**Records for the exercise:**
____________________

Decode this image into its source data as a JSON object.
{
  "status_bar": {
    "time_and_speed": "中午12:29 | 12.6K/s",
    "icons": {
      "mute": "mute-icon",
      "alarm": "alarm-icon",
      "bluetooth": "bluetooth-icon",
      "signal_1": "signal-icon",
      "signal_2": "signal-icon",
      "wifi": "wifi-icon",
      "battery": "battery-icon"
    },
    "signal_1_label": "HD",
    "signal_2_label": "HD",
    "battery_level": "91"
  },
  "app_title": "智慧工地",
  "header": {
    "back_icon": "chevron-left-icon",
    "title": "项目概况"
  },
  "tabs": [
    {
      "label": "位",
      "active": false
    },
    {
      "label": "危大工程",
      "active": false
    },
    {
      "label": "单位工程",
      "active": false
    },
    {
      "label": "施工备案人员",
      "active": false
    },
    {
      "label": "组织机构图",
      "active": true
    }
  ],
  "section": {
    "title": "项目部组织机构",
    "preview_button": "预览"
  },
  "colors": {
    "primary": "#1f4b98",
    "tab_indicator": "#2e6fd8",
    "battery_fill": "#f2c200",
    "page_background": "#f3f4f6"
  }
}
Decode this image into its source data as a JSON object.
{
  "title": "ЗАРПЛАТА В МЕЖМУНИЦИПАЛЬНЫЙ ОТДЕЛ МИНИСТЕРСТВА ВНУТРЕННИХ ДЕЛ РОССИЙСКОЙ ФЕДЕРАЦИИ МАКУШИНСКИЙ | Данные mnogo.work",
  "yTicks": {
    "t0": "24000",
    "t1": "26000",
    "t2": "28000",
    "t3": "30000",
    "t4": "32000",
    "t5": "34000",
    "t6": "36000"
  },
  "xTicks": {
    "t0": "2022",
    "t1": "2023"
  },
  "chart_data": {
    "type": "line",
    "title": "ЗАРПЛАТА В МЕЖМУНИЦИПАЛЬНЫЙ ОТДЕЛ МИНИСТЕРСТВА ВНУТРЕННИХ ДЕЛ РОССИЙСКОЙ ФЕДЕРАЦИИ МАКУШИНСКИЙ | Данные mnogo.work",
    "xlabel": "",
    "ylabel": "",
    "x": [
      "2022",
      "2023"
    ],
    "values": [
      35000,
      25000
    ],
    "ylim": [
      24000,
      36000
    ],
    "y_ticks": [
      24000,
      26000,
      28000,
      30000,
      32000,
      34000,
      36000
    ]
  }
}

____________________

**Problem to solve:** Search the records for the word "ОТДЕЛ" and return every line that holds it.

**Your response:**
  "title": "ЗАРПЛАТА В МЕЖМУНИЦИПАЛЬНЫЙ ОТДЕЛ МИНИСТЕРСТВА ВНУТРЕННИХ ДЕЛ РОССИЙСКОЙ ФЕДЕРАЦИИ МАКУШИНСКИЙ | Данные mnogo.work",
    "title": "ЗАРПЛАТА В МЕЖМУНИЦИПАЛЬНЫЙ ОТДЕЛ МИНИСТЕРСТВА ВНУТРЕННИХ ДЕЛ РОССИЙСКОЙ ФЕДЕРАЦИИ МАКУШИНСКИЙ | Данные mnogo.work",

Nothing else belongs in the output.